Our predicament is not helped by allegations that security operatives rarely respond when provided with intelligence information by communities under siege. It is even alleged that even within the security command structure intelligence management is fundamentally compromised by elements who benefit from or have sympathy for terrorists. It beats the imagination how bandits with effrontery write to community leaders, demand for millions as ransom, threaten to destroy such community if the money is not paid, alarm is raised to security operatives and political leaders, but little or nothing would be done to frustrate the evil manoeuvre until bandits successfully extort ransom from the people and go on to enjoy their loot. Bandits would make good their threats to destroy communities that fail to pay ransom. Most times, security operatives claim they had no decisive operational orders in combat to tackle bandits, even if communities put distress calls across to them. This condition must be reversed. For failure to come to the aid of communities under threat, security operatives practically lose the confidence and even cooperation of the people.

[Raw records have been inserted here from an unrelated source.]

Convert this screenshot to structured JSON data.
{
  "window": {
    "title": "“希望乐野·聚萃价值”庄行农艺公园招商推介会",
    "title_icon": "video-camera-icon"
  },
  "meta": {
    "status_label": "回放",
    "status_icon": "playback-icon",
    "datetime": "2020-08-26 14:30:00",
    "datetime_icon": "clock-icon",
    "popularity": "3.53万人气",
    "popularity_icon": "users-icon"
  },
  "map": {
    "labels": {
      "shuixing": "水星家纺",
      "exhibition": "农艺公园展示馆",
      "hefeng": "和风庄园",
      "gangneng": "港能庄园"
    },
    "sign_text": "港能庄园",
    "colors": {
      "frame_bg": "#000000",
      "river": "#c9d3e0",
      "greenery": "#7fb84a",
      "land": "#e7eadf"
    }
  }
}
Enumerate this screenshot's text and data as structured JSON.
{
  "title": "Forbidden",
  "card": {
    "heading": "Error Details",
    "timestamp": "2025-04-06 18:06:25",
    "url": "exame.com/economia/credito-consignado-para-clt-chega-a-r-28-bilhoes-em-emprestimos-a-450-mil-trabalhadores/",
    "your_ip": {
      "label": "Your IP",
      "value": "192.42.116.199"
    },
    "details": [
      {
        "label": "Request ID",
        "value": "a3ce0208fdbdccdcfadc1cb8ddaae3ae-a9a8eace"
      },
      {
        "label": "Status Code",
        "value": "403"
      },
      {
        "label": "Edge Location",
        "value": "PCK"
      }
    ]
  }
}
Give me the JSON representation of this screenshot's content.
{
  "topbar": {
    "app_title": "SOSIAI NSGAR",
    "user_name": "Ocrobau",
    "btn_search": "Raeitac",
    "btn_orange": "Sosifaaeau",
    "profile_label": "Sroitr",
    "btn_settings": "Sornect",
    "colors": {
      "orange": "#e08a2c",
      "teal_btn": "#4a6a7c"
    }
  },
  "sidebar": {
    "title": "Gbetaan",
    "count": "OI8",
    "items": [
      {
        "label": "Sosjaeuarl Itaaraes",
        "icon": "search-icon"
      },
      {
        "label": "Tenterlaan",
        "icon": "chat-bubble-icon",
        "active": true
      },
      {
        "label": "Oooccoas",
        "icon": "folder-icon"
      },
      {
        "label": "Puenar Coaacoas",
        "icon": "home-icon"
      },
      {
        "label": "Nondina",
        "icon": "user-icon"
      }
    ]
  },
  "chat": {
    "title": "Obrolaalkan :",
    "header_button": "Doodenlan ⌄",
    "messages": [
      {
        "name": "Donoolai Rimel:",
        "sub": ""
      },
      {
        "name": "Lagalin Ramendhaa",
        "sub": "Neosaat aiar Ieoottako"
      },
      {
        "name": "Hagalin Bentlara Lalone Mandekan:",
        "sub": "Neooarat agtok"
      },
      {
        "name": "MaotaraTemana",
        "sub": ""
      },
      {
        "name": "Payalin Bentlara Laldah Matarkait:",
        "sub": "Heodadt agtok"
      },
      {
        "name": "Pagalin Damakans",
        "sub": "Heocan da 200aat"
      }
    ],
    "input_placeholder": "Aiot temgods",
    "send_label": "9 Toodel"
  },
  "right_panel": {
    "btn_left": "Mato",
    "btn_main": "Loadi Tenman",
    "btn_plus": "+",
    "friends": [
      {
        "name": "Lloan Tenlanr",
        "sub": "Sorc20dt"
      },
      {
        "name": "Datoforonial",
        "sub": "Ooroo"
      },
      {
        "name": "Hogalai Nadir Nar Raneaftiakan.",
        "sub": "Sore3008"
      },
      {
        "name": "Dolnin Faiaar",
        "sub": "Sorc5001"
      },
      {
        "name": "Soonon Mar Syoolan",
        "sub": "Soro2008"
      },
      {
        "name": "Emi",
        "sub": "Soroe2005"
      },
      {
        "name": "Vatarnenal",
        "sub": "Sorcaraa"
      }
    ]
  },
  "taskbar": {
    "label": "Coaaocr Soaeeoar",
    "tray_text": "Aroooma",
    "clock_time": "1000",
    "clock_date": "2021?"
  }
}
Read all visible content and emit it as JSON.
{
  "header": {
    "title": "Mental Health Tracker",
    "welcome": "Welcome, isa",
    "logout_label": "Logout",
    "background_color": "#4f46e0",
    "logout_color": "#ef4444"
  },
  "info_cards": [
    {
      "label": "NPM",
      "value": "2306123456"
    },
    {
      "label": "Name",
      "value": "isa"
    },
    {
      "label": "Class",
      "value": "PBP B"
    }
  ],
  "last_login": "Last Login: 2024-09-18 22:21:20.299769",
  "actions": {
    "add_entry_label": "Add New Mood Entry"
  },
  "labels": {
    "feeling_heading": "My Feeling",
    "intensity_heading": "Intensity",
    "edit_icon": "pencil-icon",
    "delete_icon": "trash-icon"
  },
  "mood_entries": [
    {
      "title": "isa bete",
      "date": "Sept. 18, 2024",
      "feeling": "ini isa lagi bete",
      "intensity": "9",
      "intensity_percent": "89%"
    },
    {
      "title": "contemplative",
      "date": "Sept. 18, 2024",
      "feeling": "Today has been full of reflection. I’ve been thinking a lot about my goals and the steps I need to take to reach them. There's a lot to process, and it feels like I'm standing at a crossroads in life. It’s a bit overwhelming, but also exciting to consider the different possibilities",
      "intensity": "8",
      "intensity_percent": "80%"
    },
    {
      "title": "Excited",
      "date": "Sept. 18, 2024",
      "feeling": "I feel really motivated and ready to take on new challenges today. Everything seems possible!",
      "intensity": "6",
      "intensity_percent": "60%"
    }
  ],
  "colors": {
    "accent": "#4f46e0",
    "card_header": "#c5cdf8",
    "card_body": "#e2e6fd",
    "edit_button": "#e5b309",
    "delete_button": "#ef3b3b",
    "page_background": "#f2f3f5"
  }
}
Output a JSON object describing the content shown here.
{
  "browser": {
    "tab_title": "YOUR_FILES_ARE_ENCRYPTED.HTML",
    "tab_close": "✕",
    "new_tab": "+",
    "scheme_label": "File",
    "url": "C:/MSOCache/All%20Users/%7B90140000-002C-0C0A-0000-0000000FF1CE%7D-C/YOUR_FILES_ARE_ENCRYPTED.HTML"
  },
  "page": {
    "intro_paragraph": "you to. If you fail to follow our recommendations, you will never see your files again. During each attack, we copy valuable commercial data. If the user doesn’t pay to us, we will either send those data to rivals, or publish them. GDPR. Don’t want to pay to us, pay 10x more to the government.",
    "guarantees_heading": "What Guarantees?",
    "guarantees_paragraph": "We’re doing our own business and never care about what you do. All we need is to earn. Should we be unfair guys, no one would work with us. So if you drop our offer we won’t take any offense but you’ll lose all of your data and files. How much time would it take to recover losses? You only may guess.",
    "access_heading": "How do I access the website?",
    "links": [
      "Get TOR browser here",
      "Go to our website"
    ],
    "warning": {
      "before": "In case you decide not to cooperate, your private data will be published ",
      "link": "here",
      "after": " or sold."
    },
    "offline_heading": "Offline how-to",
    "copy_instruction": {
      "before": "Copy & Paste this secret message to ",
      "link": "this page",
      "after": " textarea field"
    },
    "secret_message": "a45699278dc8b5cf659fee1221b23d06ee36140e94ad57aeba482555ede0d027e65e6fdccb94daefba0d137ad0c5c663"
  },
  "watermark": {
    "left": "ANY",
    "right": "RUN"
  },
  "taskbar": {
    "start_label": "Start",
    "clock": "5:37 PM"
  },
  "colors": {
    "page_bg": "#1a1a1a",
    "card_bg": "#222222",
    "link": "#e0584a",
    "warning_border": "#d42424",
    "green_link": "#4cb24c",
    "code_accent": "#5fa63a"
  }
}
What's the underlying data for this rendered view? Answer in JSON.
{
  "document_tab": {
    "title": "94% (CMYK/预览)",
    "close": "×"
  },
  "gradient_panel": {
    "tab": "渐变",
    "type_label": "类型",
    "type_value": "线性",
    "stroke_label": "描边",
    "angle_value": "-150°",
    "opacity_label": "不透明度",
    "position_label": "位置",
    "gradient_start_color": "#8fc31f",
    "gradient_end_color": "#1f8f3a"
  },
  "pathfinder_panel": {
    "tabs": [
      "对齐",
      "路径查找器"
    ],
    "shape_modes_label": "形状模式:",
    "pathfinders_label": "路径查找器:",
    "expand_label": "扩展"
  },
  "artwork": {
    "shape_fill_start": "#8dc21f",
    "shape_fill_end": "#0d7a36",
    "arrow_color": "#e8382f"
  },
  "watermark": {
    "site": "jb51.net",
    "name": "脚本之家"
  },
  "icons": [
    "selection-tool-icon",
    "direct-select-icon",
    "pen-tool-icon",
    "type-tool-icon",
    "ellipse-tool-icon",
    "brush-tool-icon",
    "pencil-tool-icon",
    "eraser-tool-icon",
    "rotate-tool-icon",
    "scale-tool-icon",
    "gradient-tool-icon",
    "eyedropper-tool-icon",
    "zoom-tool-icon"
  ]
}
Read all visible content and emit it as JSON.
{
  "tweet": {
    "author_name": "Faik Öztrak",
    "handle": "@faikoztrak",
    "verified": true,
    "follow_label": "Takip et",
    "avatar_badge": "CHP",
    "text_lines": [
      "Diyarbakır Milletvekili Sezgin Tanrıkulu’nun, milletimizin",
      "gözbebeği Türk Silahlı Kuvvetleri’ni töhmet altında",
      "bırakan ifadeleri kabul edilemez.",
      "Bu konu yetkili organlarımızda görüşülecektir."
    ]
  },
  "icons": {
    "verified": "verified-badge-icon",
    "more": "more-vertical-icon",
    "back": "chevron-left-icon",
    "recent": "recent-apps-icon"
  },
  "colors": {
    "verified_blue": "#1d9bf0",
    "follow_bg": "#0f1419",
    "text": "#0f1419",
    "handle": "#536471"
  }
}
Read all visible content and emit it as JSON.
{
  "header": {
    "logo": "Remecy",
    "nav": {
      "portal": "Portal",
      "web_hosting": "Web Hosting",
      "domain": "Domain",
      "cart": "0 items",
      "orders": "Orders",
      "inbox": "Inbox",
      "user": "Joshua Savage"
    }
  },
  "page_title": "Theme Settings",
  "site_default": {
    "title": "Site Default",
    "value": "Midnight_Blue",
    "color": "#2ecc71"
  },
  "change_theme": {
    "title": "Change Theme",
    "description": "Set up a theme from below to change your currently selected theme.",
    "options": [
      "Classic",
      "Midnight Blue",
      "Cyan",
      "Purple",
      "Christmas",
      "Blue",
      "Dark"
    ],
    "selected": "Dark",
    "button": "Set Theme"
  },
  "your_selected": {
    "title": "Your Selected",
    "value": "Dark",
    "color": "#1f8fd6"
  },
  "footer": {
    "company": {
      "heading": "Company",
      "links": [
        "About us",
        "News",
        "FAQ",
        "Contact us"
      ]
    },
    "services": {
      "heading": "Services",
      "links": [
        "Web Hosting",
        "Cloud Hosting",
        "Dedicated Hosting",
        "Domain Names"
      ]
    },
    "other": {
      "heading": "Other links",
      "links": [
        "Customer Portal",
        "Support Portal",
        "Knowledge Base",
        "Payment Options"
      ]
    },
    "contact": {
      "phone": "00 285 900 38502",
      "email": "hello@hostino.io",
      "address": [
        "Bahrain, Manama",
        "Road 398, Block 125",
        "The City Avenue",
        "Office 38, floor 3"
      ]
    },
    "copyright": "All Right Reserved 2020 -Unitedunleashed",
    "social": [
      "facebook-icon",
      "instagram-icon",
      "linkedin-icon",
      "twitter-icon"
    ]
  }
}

In order to win the confidence of the people and frustrate the booming and money-spinning merchandise in information trafficking to bandits, it is now imperative for our security strategy to be extremely proactive in our forward operations. This could be done by creating a blanket cover for communities under siege by bandits through a semi-residency status for security forces in those locations. This could be strengthened by motorized patrol, carrying the battle to bandits’ hideouts with a view to snuffing them. Because we wait for bandits to attack, information trafficking is prosperous to the traitors of the communities. For instance, by now the military should have given the people of the North West confidence by ensuring a common blanket cover for the territory, leaving no ungoverned space for bandits to rest, strategize and operate. For failure to do so, bandits have been having a field day and initiative, snaking from Zamfara to Kebbi to Sokoto to Kaduna to Katsina and other areas, depending on the activities of our military forces. Without such blanket cover, communities are vulnerable to repeated onslaughts based on the quality and quantum of intelligence information from the subterranean network. Bandits have become a sort of Lord Mayor of our wilderness and ungoverned spaces.
To make information trafficking to bandits unsustainable for their network of informants the justice system must make a show of culprits by stiff punishment, akin to what is meted out to convicted terrorists, as a deterrent to others. If we allow bandits to continue to profit from information trafficking, then our conventional forces would have lost the initiative to protect our communities. And may have lost the initiative forever. From the American example given above, government should have an upper-hand in intelligence gathering to counter terrorism, but in Nigeria, the reverse is regrettably the case. This issue must be addressed holistically.